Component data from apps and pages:
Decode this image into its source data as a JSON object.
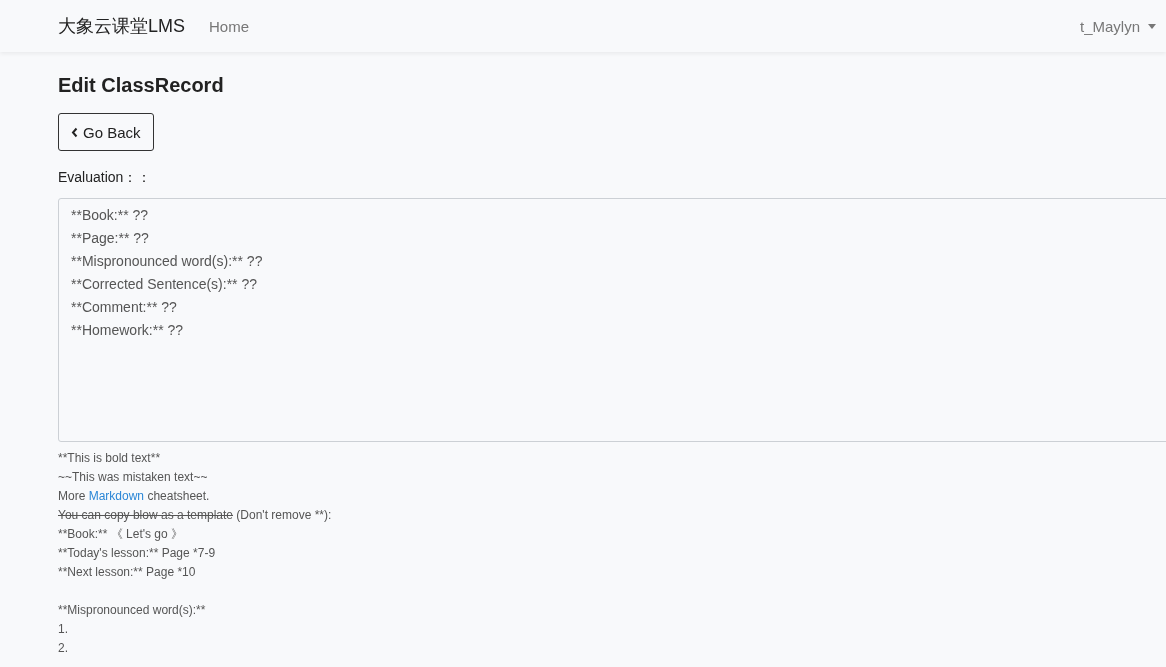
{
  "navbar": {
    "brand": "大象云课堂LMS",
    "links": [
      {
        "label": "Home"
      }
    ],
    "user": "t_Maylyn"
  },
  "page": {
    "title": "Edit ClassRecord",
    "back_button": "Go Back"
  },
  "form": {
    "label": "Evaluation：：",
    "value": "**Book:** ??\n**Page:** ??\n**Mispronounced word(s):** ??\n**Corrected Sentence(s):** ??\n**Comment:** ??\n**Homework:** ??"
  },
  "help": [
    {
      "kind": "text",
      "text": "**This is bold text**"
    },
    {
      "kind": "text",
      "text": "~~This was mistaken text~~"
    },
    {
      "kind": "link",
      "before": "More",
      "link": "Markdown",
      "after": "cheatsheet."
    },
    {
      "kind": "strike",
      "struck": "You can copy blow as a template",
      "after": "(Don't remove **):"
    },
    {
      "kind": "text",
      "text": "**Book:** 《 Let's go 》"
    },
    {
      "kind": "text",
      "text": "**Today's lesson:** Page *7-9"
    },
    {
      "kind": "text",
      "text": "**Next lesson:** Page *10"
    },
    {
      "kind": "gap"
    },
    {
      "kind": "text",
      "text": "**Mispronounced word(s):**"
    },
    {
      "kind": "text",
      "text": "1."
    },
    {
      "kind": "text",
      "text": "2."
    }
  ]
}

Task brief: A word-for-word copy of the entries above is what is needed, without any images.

Problem solution:
Decode this image into its source data as a JSON object.
{
  "navbar": {
    "brand": "大象云课堂LMS",
    "links": [
      {
        "label": "Home"
      }
    ],
    "user": "t_Maylyn"
  },
  "page": {
    "title": "Edit ClassRecord",
    "back_button": "Go Back"
  },
  "form": {
    "label": "Evaluation：：",
    "value": "**Book:** ??\n**Page:** ??\n**Mispronounced word(s):** ??\n**Corrected Sentence(s):** ??\n**Comment:** ??\n**Homework:** ??"
  },
  "help": [
    {
      "kind": "text",
      "text": "**This is bold text**"
    },
    {
      "kind": "text",
      "text": "~~This was mistaken text~~"
    },
    {
      "kind": "link",
      "before": "More",
      "link": "Markdown",
      "after": "cheatsheet."
    },
    {
      "kind": "strike",
      "struck": "You can copy blow as a template",
      "after": "(Don't remove **):"
    },
    {
      "kind": "text",
      "text": "**Book:** 《 Let's go 》"
    },
    {
      "kind": "text",
      "text": "**Today's lesson:** Page *7-9"
    },
    {
      "kind": "text",
      "text": "**Next lesson:** Page *10"
    },
    {
      "kind": "gap"
    },
    {
      "kind": "text",
      "text": "**Mispronounced word(s):**"
    },
    {
      "kind": "text",
      "text": "1."
    },
    {
      "kind": "text",
      "text": "2."
    }
  ]
}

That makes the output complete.